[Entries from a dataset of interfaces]
◆ ◆ ◆ ◆ ◆ ◆ ◆

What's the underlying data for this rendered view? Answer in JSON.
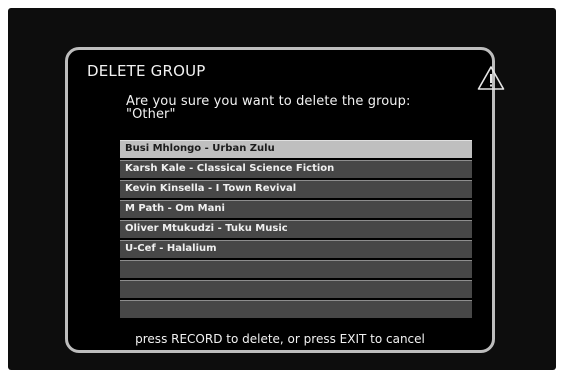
{
  "dialog": {
    "title": "DELETE GROUP",
    "warning_icon": "warning-triangle-icon",
    "prompt_line1": "Are you sure you want to delete the group:",
    "prompt_line2": "\"Other\""
  },
  "list": {
    "selected_index": 0,
    "items": [
      "Busi Mhlongo - Urban Zulu",
      "Karsh Kale - Classical Science Fiction",
      "Kevin Kinsella - I Town Revival",
      "M Path - Om Mani",
      "Oliver Mtukudzi - Tuku Music",
      "U-Cef - Halalium",
      "",
      "",
      ""
    ]
  },
  "footer": {
    "instruction": "press RECORD to delete, or press EXIT to cancel"
  },
  "colors": {
    "dialog_background": "#000000",
    "dialog_border": "#bdbdbd",
    "row_background": "#474747",
    "row_selected_background": "#bfbfbf",
    "text": "#f2f2f2"
  }
}
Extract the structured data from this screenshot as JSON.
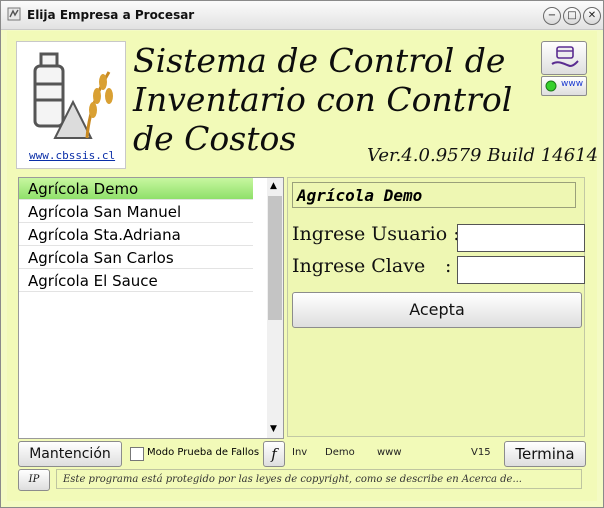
{
  "window": {
    "title": "Elija Empresa a Procesar",
    "minimize": "−",
    "maximize": "□",
    "close": "✕"
  },
  "header": {
    "logo_url": "www.cbssis.cl",
    "title": "Sistema de Control de Inventario con Control  de Costos",
    "version": "Ver.4.0.9579 Build 14614",
    "www_label": "www"
  },
  "companies": [
    "Agrícola Demo",
    "Agrícola San Manuel",
    "Agrícola Sta.Adriana",
    "Agrícola San Carlos",
    "Agrícola El Sauce"
  ],
  "selected_company": "Agrícola Demo",
  "login": {
    "company": "Agrícola Demo",
    "user_label": "Ingrese Usuario :",
    "password_label": "Ingrese Clave",
    "colon": ":",
    "user_value": "",
    "password_value": "",
    "accept": "Acepta"
  },
  "toolbar": {
    "maintenance": "Mantención",
    "fault_mode": "Modo Prueba de Fallos",
    "f_button": "f",
    "terminate": "Termina",
    "ip": "IP"
  },
  "status": {
    "inv": "Inv",
    "db": "Demo",
    "www": "www",
    "version": "V15"
  },
  "footer": {
    "copyright": "Este programa está protegido por las leyes de copyright, como se describe en Acerca de..."
  },
  "colors": {
    "background": "#f2fab8",
    "selection": "#9be47a",
    "link": "#0b2fa8"
  }
}
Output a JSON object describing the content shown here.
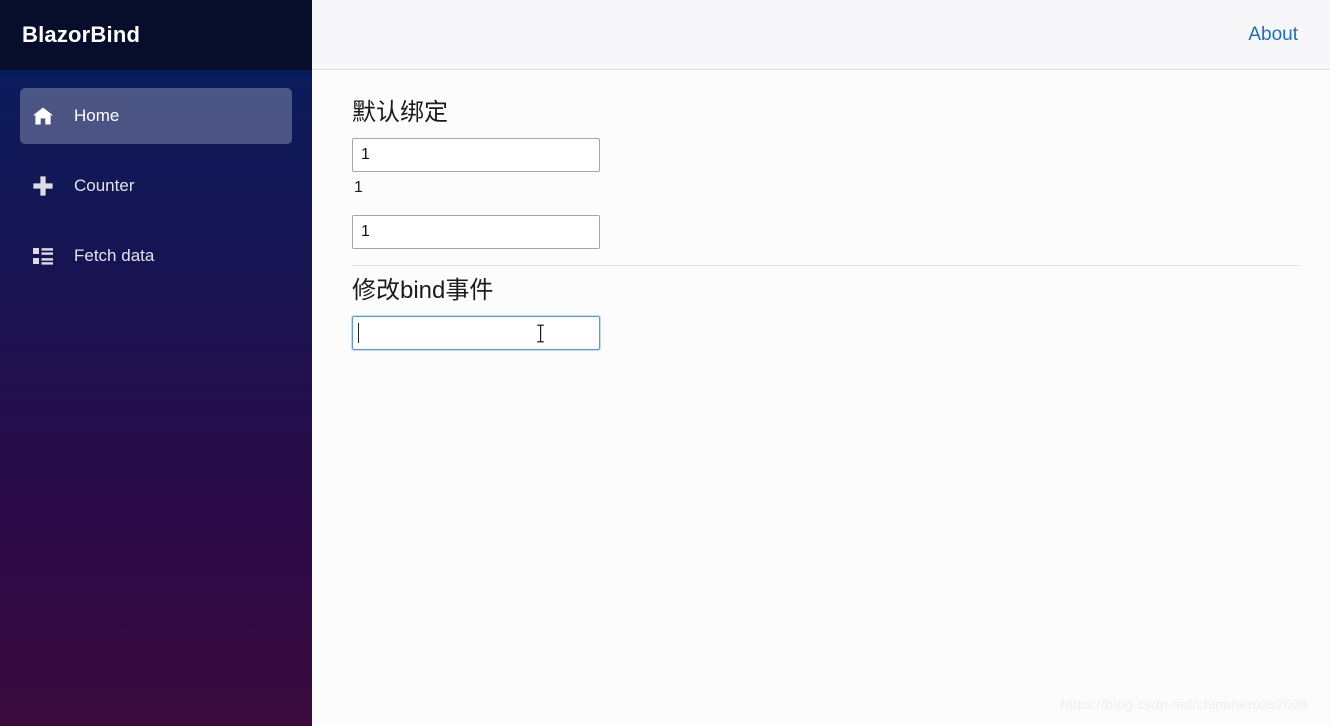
{
  "app": {
    "brand_title": "BlazorBind",
    "accent_link_color": "#1b6ec2",
    "sidebar_gradient_from": "#051e5f",
    "sidebar_gradient_to": "#3a0a3d"
  },
  "sidebar": {
    "items": [
      {
        "label": "Home",
        "icon": "home-icon",
        "active": true
      },
      {
        "label": "Counter",
        "icon": "plus-icon",
        "active": false
      },
      {
        "label": "Fetch data",
        "icon": "list-icon",
        "active": false
      }
    ]
  },
  "topbar": {
    "about_label": "About"
  },
  "main": {
    "sections": [
      {
        "heading": "默认绑定",
        "input_one_value": "1",
        "echo_value": "1",
        "input_two_value": "1"
      },
      {
        "heading": "修改bind事件",
        "input_value": "",
        "input_placeholder": ""
      }
    ]
  },
  "watermark": {
    "text": "https://blog.csdn.net/chinaherolts2008"
  }
}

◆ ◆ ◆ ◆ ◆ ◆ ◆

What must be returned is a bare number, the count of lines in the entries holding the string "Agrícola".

YOUR SOLUTION ->
7